See updates and recent analyses related to Urban Forestry data, analysis and monitoring.

Wisconsin Community Tree Map

The Wisconsin Community Tree Map is a compilation of tree inventories from across the state, showing individual trees that are found along streets, in parks and other publicly maintained spaces. The map also calculates some of the benefit values that those trees provide, such as the reduction of air pollution and stormwater.

Urban Forest Inventory and Analysis (UFIA)

The UFIA program establishes long-term plots across public and private land in urban areas through Wisconsin, enabling an intensive understanding of the state’s urban forest, as well as insight into how it is changing.

Urban Tree Canopy

An urban tree canopy analysis provides an overview of communities’ land cover patterns, particularly their tree canopy cover. Understanding tree canopy coverage is vital to recognizing the distribution of trees and the benefits they provide to humans and other wildlife.

Download GIS data, look-up your community’s tree cover, and learn how to set tree canopy goals.

Economic Analysis of Wisconsin's Urban Forests

Wisconsin’s urban forests (trees in cities, suburbs and other developed areas) are an important component of natural resources, making significant economic contributions to local, state and national economies.

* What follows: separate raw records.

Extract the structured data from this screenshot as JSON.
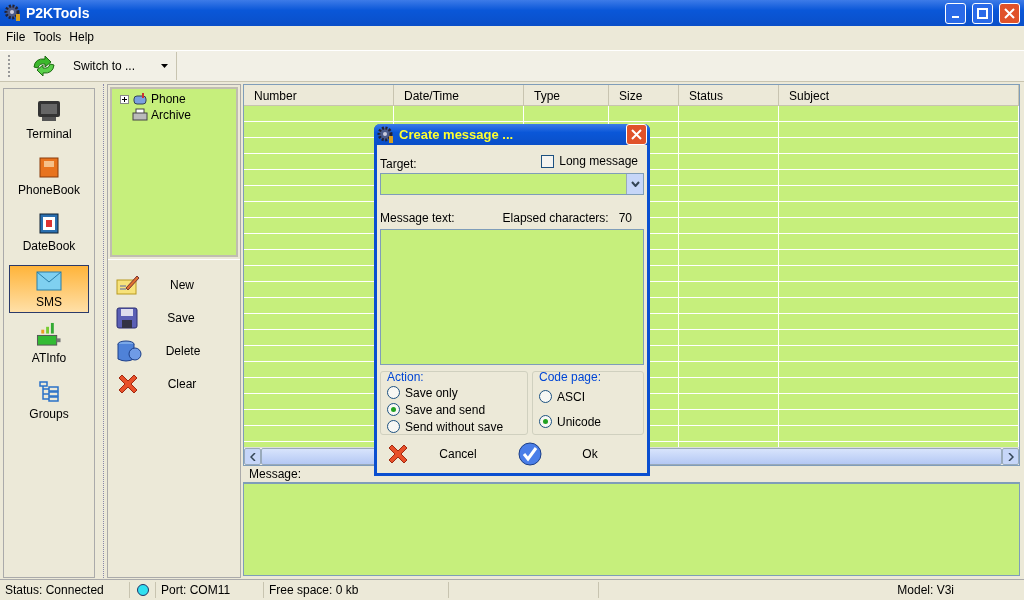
{
  "window": {
    "title": "P2KTools"
  },
  "menu": [
    "File",
    "Tools",
    "Help"
  ],
  "toolbar": {
    "switch_button": "Switch to ..."
  },
  "nav": [
    {
      "label": "Terminal",
      "kind": "terminal",
      "selected": false
    },
    {
      "label": "PhoneBook",
      "kind": "phonebook",
      "selected": false
    },
    {
      "label": "DateBook",
      "kind": "datebook",
      "selected": false
    },
    {
      "label": "SMS",
      "kind": "sms",
      "selected": true
    },
    {
      "label": "ATInfo",
      "kind": "atinfo",
      "selected": false
    },
    {
      "label": "Groups",
      "kind": "groups",
      "selected": false
    }
  ],
  "tree": [
    {
      "label": "Phone",
      "kind": "phone",
      "expanded": false
    },
    {
      "label": "Archive",
      "kind": "archive"
    }
  ],
  "actions": [
    {
      "label": "New",
      "kind": "new"
    },
    {
      "label": "Save",
      "kind": "save"
    },
    {
      "label": "Delete",
      "kind": "delete"
    },
    {
      "label": "Clear",
      "kind": "clear"
    }
  ],
  "table": {
    "columns": [
      "Number",
      "Date/Time",
      "Type",
      "Size",
      "Status",
      "Subject"
    ]
  },
  "message_panel": {
    "label": "Message:"
  },
  "dialog": {
    "title": "Create message ...",
    "target_label": "Target:",
    "long_message": {
      "label": "Long message",
      "checked": false
    },
    "message_text_label": "Message text:",
    "elapsed_label": "Elapsed characters:",
    "elapsed_count": "70",
    "action_group": {
      "title": "Action:",
      "options": [
        {
          "label": "Save only",
          "selected": false
        },
        {
          "label": "Save and send",
          "selected": true
        },
        {
          "label": "Send without save",
          "selected": false
        }
      ]
    },
    "code_page": {
      "title": "Code page:",
      "options": [
        {
          "label": "ASCI",
          "selected": false
        },
        {
          "label": "Unicode",
          "selected": true
        }
      ]
    },
    "cancel": "Cancel",
    "ok": "Ok"
  },
  "status_bar": {
    "status": "Status: Connected",
    "port": "Port: COM11",
    "free_space": "Free space: 0 kb",
    "model": "Model: V3i"
  }
}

In a ground-breaking study led by the Wisconsin DNR, a comprehensive analysis of the economic contributions of urban and community forestry was completed across Wisconsin and fifteen other states within the Northeast-Midwest region. To see Wisconsin’s economic impact numbers, employment number, industry outlook and a resource valuation, view the Economic Contributions of Urban Forests subsection of our Forestry and the Wisconsin Economy page.